Then there's the issue of what kinds of salmon are raised. Because it got its start in northern Europe—Norway remains the world production leader—salmon farmers adopted the Atlantic salmon as their preferred species. The fish tasted good, grew rapidly, and were a convenient size for the retail market. But now salmon farmers in the Pacific region are raising Atlantic salmon, which poses another ecological danger. It's not at all uncommon for marauding sea lions to break through salmon nets for an easy meal, allowing thousands or even millions of farm-raised fish to escape.
These fish have little in common with wild peers in any ocean. They're dumb as rocks—even by piscine standards—weak, and prone to disease. Genetically, they're the product of intense interbreeding. Should they ever make it with wild salmon, the results could be devastating for the wild fish, many of which are endangered or threatened species. "It's just crazy to let people raise farmed fish of the same species if you have wild stocks nearby that you're concerned about," says Ray Hilborn, a fisheries biologist with the University of Washington. "If they interbreed, it's a total disaster for the wild stocks." Coincidentally, the United Nations has declared that the introduction of alien species is, after habitat loss, the greatest threat to global biodiversity. Yet salmon farmers still use Atlantic salmon in Pacific pens.
Finally, overproduction in what started as a mom-and-pop business but now is largely controlled by giant conglomerates has led to a near collapse in salmon prices. It's good for consumers but a catastrophe for those fishers still plying an honest trade catching wild salmon. Fishers in Alaska, for instance, have seen prices for some salmon species plummet to as low as 45 cents a pound, compared with $2 per pound a decade ago. That's putting them out of business, not only forcing them to work harder and take bigger risks to make a living, but putting more pressure on wild salmon stocks as fishers try to make up low prices through volume. In some areas, such as Alaska's Bristol Bay area, the collapse of the salmon-fishing industry has led to growing calls for oil-drilling in the environmentally sensitive area in an effort to create new jobs. And we all know what that can lead to. Alaska's Prince William Sound has yet to recover from the 1989 oil spill from the Exxon Valdez.

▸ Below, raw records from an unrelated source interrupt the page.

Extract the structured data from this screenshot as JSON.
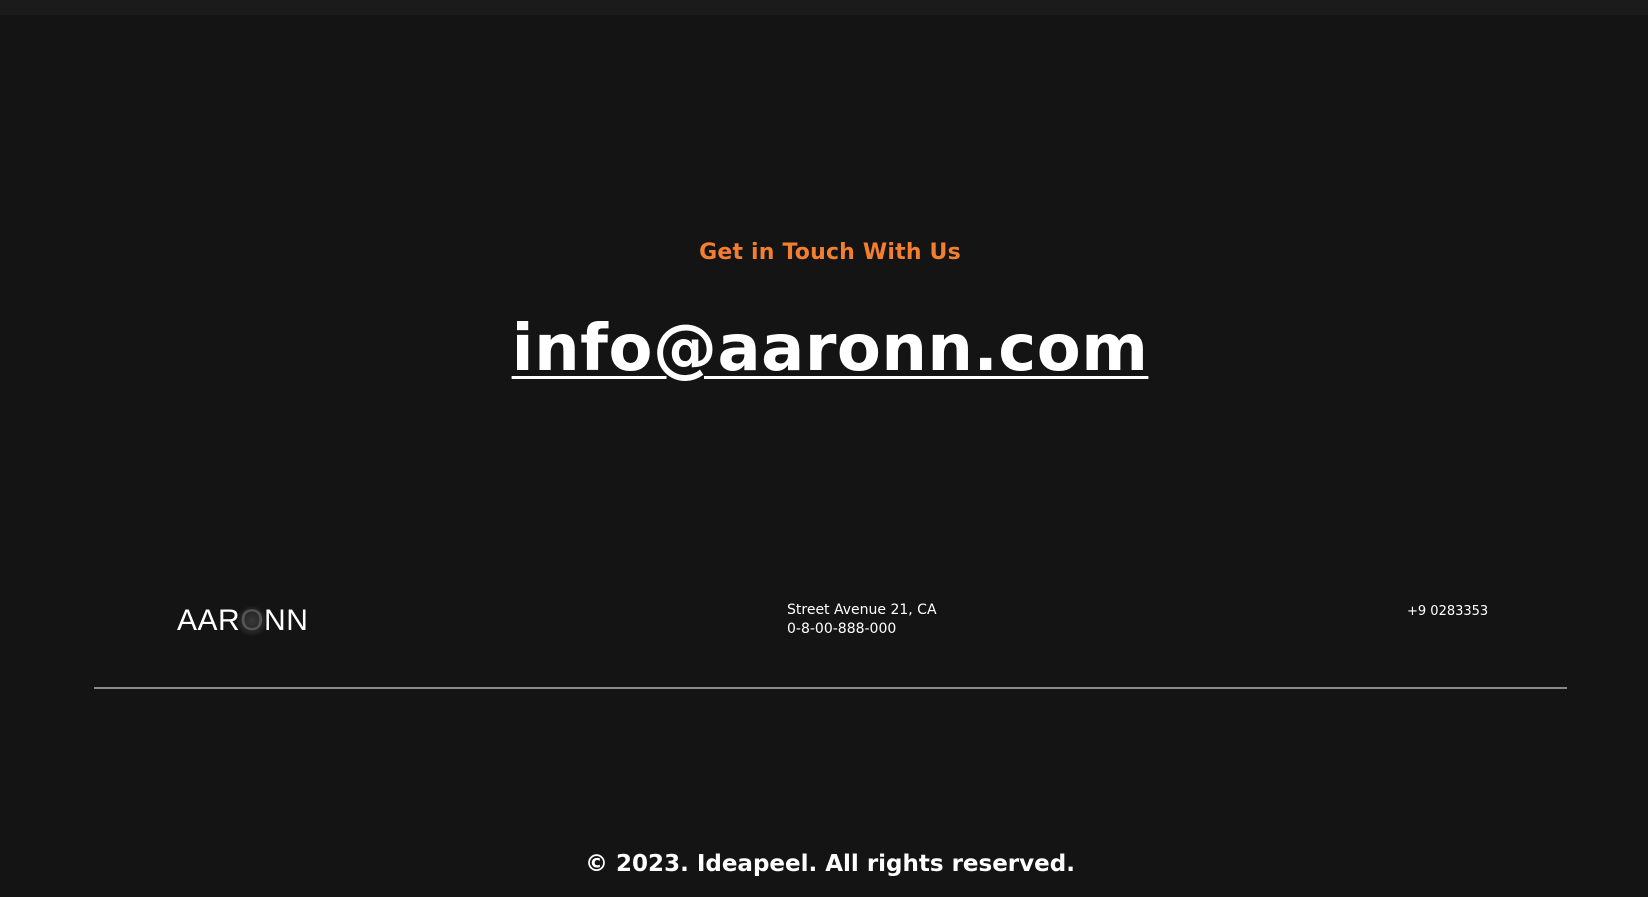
{
  "contact": {
    "heading": "Get in Touch With Us",
    "email": "info@aaronn.com"
  },
  "footer": {
    "logo": {
      "part1": "AAR",
      "part2": "O",
      "part3": "NN"
    },
    "address_line1": "Street Avenue 21, CA",
    "address_line2": "0-8-00-888-000",
    "phone": "+9 0283353",
    "copyright": "© 2023. Ideapeel. All rights reserved."
  },
  "colors": {
    "background": "#141414",
    "accent": "#f27f2f",
    "text": "#ffffff",
    "divider": "#8a8a8a"
  }
}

Aquaculture doesn't have to be a bad deal. Catfish and other species are raised successfully and fairly cleanly by fish farmers. (Asian shrimp farms, though, may be even worse than salmon farms.) Good aquaculturalists carefully monitor water quality, use minimal antibiotics and pesticides to keep fish healthy, and ideally raise their crop in closed systems—not in pens stuck near the open ocean. (And they push for better quality pellets to feed their fish, too.) If the current scare inspires consumers to make it clear they want wild salmon, not farm-raised fish, then perhaps the market will help rein in what has become a marine menace.
Douglas Gantenbein is the Seattle correspondent for the Economist.
Photograph of fish by David Cheskin/AP.